YOUR TASK:
The complete set of records should be given again verbatim.

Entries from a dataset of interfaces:
==========

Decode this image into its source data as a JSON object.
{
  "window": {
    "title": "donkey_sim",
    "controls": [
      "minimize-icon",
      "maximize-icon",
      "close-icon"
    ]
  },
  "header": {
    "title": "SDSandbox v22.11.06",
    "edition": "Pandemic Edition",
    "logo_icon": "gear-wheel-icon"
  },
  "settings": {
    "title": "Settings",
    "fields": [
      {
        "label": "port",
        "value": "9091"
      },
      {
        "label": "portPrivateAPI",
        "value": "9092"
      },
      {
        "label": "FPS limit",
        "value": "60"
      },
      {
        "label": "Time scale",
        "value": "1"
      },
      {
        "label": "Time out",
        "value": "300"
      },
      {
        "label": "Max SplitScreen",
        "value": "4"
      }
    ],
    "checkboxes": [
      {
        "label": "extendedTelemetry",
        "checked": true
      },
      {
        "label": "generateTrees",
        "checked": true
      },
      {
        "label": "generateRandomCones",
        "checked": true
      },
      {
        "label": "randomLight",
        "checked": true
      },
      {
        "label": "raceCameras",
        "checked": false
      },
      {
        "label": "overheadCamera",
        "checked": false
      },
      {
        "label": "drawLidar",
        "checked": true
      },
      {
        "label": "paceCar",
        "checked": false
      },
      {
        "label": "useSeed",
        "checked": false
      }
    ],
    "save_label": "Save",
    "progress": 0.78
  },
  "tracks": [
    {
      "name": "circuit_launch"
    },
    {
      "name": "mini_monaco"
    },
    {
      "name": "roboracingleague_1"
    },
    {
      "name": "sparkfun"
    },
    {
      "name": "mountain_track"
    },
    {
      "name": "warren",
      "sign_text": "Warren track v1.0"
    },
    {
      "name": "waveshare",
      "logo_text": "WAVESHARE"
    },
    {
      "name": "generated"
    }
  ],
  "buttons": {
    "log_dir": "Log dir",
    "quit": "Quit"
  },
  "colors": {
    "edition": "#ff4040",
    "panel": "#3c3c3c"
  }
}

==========

ANSWER AREA:
Decode this image into its source data as a JSON object.
{
  "window": {
    "title": "donkey_sim",
    "controls": [
      "minimize-icon",
      "maximize-icon",
      "close-icon"
    ]
  },
  "header": {
    "title": "SDSandbox v22.11.06",
    "edition": "Pandemic Edition",
    "logo_icon": "gear-wheel-icon"
  },
  "settings": {
    "title": "Settings",
    "fields": [
      {
        "label": "port",
        "value": "9091"
      },
      {
        "label": "portPrivateAPI",
        "value": "9092"
      },
      {
        "label": "FPS limit",
        "value": "60"
      },
      {
        "label": "Time scale",
        "value": "1"
      },
      {
        "label": "Time out",
        "value": "300"
      },
      {
        "label": "Max SplitScreen",
        "value": "4"
      }
    ],
    "checkboxes": [
      {
        "label": "extendedTelemetry",
        "checked": true
      },
      {
        "label": "generateTrees",
        "checked": true
      },
      {
        "label": "generateRandomCones",
        "checked": true
      },
      {
        "label": "randomLight",
        "checked": true
      },
      {
        "label": "raceCameras",
        "checked": false
      },
      {
        "label": "overheadCamera",
        "checked": false
      },
      {
        "label": "drawLidar",
        "checked": true
      },
      {
        "label": "paceCar",
        "checked": false
      },
      {
        "label": "useSeed",
        "checked": false
      }
    ],
    "save_label": "Save",
    "progress": 0.78
  },
  "tracks": [
    {
      "name": "circuit_launch"
    },
    {
      "name": "mini_monaco"
    },
    {
      "name": "roboracingleague_1"
    },
    {
      "name": "sparkfun"
    },
    {
      "name": "mountain_track"
    },
    {
      "name": "warren",
      "sign_text": "Warren track v1.0"
    },
    {
      "name": "waveshare",
      "logo_text": "WAVESHARE"
    },
    {
      "name": "generated"
    }
  ],
  "buttons": {
    "log_dir": "Log dir",
    "quit": "Quit"
  },
  "colors": {
    "edition": "#ff4040",
    "panel": "#3c3c3c"
  }
}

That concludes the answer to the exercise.